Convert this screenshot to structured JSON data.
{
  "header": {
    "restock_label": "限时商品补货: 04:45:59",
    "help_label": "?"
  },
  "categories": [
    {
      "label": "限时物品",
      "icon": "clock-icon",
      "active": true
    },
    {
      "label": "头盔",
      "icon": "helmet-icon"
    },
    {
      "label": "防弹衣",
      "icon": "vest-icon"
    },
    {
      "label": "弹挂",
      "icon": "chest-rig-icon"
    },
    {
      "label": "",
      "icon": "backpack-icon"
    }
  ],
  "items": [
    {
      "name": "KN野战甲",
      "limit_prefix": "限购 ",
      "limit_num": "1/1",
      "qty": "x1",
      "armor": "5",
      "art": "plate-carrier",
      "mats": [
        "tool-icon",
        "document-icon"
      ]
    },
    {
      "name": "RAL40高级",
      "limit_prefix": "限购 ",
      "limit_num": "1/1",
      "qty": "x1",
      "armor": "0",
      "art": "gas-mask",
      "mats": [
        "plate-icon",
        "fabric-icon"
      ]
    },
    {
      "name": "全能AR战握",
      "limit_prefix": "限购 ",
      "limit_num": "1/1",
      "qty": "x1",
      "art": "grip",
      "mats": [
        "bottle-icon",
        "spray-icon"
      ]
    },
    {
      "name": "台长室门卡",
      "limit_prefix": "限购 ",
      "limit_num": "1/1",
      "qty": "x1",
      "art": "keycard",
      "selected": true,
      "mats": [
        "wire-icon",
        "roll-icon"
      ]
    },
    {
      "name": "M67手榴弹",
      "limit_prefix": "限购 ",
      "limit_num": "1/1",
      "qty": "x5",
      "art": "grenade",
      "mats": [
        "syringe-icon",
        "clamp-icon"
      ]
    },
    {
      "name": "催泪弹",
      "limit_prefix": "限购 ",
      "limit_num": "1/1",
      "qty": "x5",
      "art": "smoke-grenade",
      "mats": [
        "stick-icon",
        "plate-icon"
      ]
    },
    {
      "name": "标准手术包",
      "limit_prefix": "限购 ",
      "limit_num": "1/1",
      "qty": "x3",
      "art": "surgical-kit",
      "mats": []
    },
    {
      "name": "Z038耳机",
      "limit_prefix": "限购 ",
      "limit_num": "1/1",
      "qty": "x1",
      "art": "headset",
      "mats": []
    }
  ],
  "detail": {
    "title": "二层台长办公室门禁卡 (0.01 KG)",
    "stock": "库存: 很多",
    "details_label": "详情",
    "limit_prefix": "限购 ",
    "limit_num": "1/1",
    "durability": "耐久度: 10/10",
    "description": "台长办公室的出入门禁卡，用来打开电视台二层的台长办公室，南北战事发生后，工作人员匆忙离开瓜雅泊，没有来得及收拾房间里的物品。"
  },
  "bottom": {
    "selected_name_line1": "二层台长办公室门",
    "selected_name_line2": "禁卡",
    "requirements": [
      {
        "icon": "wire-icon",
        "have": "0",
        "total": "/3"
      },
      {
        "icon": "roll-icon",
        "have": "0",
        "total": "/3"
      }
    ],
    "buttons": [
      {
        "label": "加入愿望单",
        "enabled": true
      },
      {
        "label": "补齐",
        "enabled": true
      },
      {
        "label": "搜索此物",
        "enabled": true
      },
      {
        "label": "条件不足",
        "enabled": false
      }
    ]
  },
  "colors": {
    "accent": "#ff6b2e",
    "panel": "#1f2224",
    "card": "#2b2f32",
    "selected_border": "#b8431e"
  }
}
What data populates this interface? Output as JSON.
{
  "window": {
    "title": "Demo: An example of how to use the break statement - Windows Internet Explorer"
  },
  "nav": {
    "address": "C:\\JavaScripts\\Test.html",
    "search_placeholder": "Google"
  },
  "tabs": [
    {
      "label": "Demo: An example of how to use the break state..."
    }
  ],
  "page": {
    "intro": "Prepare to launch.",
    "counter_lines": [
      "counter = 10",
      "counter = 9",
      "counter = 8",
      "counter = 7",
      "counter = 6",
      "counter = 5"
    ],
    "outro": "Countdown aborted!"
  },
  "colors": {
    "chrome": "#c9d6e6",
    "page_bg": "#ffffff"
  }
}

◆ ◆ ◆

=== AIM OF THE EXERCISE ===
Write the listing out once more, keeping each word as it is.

=== WRITTEN RESPONSE ===
Convert this screenshot to structured JSON data.
{
  "header": {
    "restock_label": "限时商品补货: 04:45:59",
    "help_label": "?"
  },
  "categories": [
    {
      "label": "限时物品",
      "icon": "clock-icon",
      "active": true
    },
    {
      "label": "头盔",
      "icon": "helmet-icon"
    },
    {
      "label": "防弹衣",
      "icon": "vest-icon"
    },
    {
      "label": "弹挂",
      "icon": "chest-rig-icon"
    },
    {
      "label": "",
      "icon": "backpack-icon"
    }
  ],
  "items": [
    {
      "name": "KN野战甲",
      "limit_prefix": "限购 ",
      "limit_num": "1/1",
      "qty": "x1",
      "armor": "5",
      "art": "plate-carrier",
      "mats": [
        "tool-icon",
        "document-icon"
      ]
    },
    {
      "name": "RAL40高级",
      "limit_prefix": "限购 ",
      "limit_num": "1/1",
      "qty": "x1",
      "armor": "0",
      "art": "gas-mask",
      "mats": [
        "plate-icon",
        "fabric-icon"
      ]
    },
    {
      "name": "全能AR战握",
      "limit_prefix": "限购 ",
      "limit_num": "1/1",
      "qty": "x1",
      "art": "grip",
      "mats": [
        "bottle-icon",
        "spray-icon"
      ]
    },
    {
      "name": "台长室门卡",
      "limit_prefix": "限购 ",
      "limit_num": "1/1",
      "qty": "x1",
      "art": "keycard",
      "selected": true,
      "mats": [
        "wire-icon",
        "roll-icon"
      ]
    },
    {
      "name": "M67手榴弹",
      "limit_prefix": "限购 ",
      "limit_num": "1/1",
      "qty": "x5",
      "art": "grenade",
      "mats": [
        "syringe-icon",
        "clamp-icon"
      ]
    },
    {
      "name": "催泪弹",
      "limit_prefix": "限购 ",
      "limit_num": "1/1",
      "qty": "x5",
      "art": "smoke-grenade",
      "mats": [
        "stick-icon",
        "plate-icon"
      ]
    },
    {
      "name": "标准手术包",
      "limit_prefix": "限购 ",
      "limit_num": "1/1",
      "qty": "x3",
      "art": "surgical-kit",
      "mats": []
    },
    {
      "name": "Z038耳机",
      "limit_prefix": "限购 ",
      "limit_num": "1/1",
      "qty": "x1",
      "art": "headset",
      "mats": []
    }
  ],
  "detail": {
    "title": "二层台长办公室门禁卡 (0.01 KG)",
    "stock": "库存: 很多",
    "details_label": "详情",
    "limit_prefix": "限购 ",
    "limit_num": "1/1",
    "durability": "耐久度: 10/10",
    "description": "台长办公室的出入门禁卡，用来打开电视台二层的台长办公室，南北战事发生后，工作人员匆忙离开瓜雅泊，没有来得及收拾房间里的物品。"
  },
  "bottom": {
    "selected_name_line1": "二层台长办公室门",
    "selected_name_line2": "禁卡",
    "requirements": [
      {
        "icon": "wire-icon",
        "have": "0",
        "total": "/3"
      },
      {
        "icon": "roll-icon",
        "have": "0",
        "total": "/3"
      }
    ],
    "buttons": [
      {
        "label": "加入愿望单",
        "enabled": true
      },
      {
        "label": "补齐",
        "enabled": true
      },
      {
        "label": "搜索此物",
        "enabled": true
      },
      {
        "label": "条件不足",
        "enabled": false
      }
    ]
  },
  "colors": {
    "accent": "#ff6b2e",
    "panel": "#1f2224",
    "card": "#2b2f32",
    "selected_border": "#b8431e"
  }
}
What data populates this interface? Output as JSON.
{
  "window": {
    "title": "Demo: An example of how to use the break statement - Windows Internet Explorer"
  },
  "nav": {
    "address": "C:\\JavaScripts\\Test.html",
    "search_placeholder": "Google"
  },
  "tabs": [
    {
      "label": "Demo: An example of how to use the break state..."
    }
  ],
  "page": {
    "intro": "Prepare to launch.",
    "counter_lines": [
      "counter = 10",
      "counter = 9",
      "counter = 8",
      "counter = 7",
      "counter = 6",
      "counter = 5"
    ],
    "outro": "Countdown aborted!"
  },
  "colors": {
    "chrome": "#c9d6e6",
    "page_bg": "#ffffff"
  }
}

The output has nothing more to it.